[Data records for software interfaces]
┄┄┄┄┄┄
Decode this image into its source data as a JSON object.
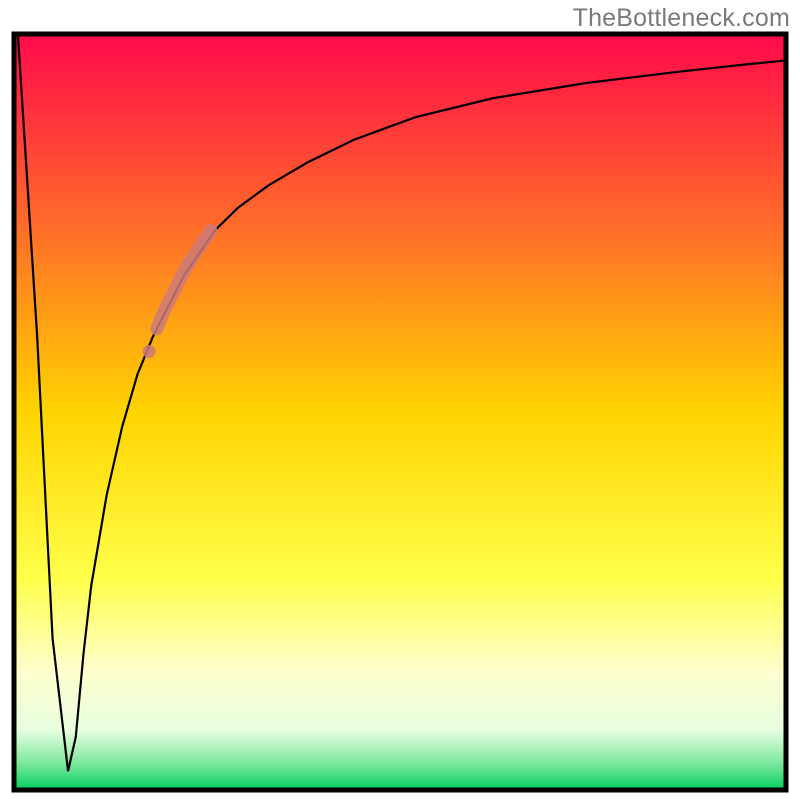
{
  "watermark": {
    "text": "TheBottleneck.com"
  },
  "chart_data": {
    "type": "line",
    "title": "",
    "xlabel": "",
    "ylabel": "",
    "xlim": [
      0,
      100
    ],
    "ylim": [
      0,
      100
    ],
    "grid": false,
    "legend": false,
    "background": {
      "description": "vertical color gradient (top to bottom)",
      "stops": [
        {
          "pos": 0.0,
          "color": "#ff0a4a"
        },
        {
          "pos": 0.25,
          "color": "#ff6a2a"
        },
        {
          "pos": 0.5,
          "color": "#ffd400"
        },
        {
          "pos": 0.72,
          "color": "#ffff4a"
        },
        {
          "pos": 0.84,
          "color": "#ffffcc"
        },
        {
          "pos": 0.92,
          "color": "#e9ffe0"
        },
        {
          "pos": 0.965,
          "color": "#7de89c"
        },
        {
          "pos": 1.0,
          "color": "#00d060"
        }
      ]
    },
    "series": [
      {
        "name": "bottleneck-curve",
        "color": "#000000",
        "x": [
          0.5,
          3,
          5,
          7,
          8,
          9,
          10,
          12,
          14,
          16,
          18,
          20,
          22,
          24,
          26,
          29,
          33,
          38,
          44,
          52,
          62,
          74,
          86,
          95,
          100
        ],
        "values": [
          100,
          60,
          20,
          2.5,
          7,
          18,
          27,
          39,
          48,
          55,
          60,
          64,
          68,
          71,
          74,
          77,
          80,
          83,
          86,
          89,
          91.5,
          93.5,
          95,
          96,
          96.5
        ]
      }
    ],
    "highlight": {
      "description": "thick translucent salmon segment along the rising curve",
      "color": "#cc7a7a",
      "opacity": 0.85,
      "x": [
        17.5,
        18.5,
        19.5,
        20.5,
        21.5,
        22.5,
        23.5,
        24.5,
        25.5
      ],
      "values": [
        58,
        61,
        63.5,
        65.5,
        67.5,
        69.5,
        71,
        72.5,
        74
      ],
      "gap_after_index": 0
    }
  }
}
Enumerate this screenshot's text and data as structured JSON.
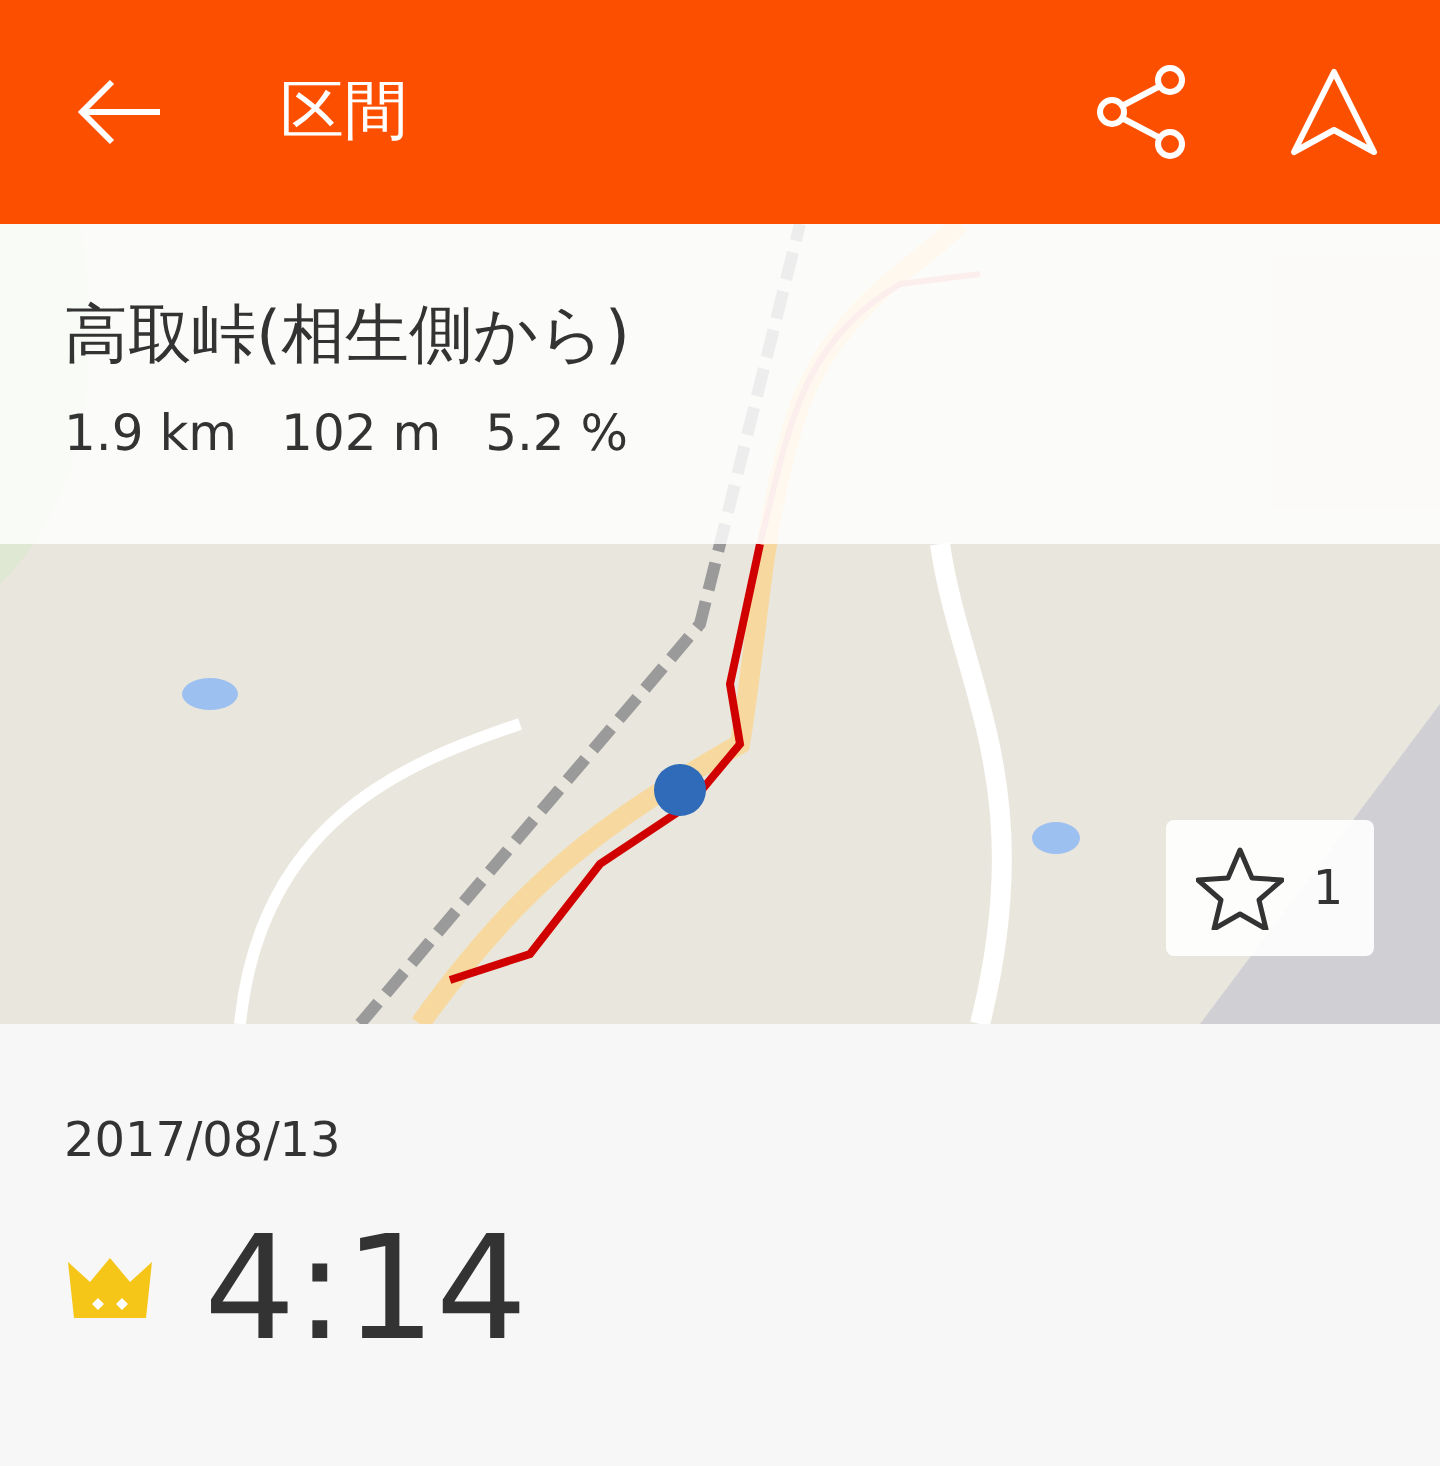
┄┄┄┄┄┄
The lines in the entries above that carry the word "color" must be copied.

      "description": "vertical color gradient (top to bottom)",
          "color": "#ff0a4a"
          "color": "#ff6a2a"
          "color": "#ffd400"
          "color": "#ffff4a"
          "color": "#ffffcc"
          "color": "#e9ffe0"
          "color": "#7de89c"
          "color": "#00d060"
        "color": "#000000",
      "color": "#cc7a7a",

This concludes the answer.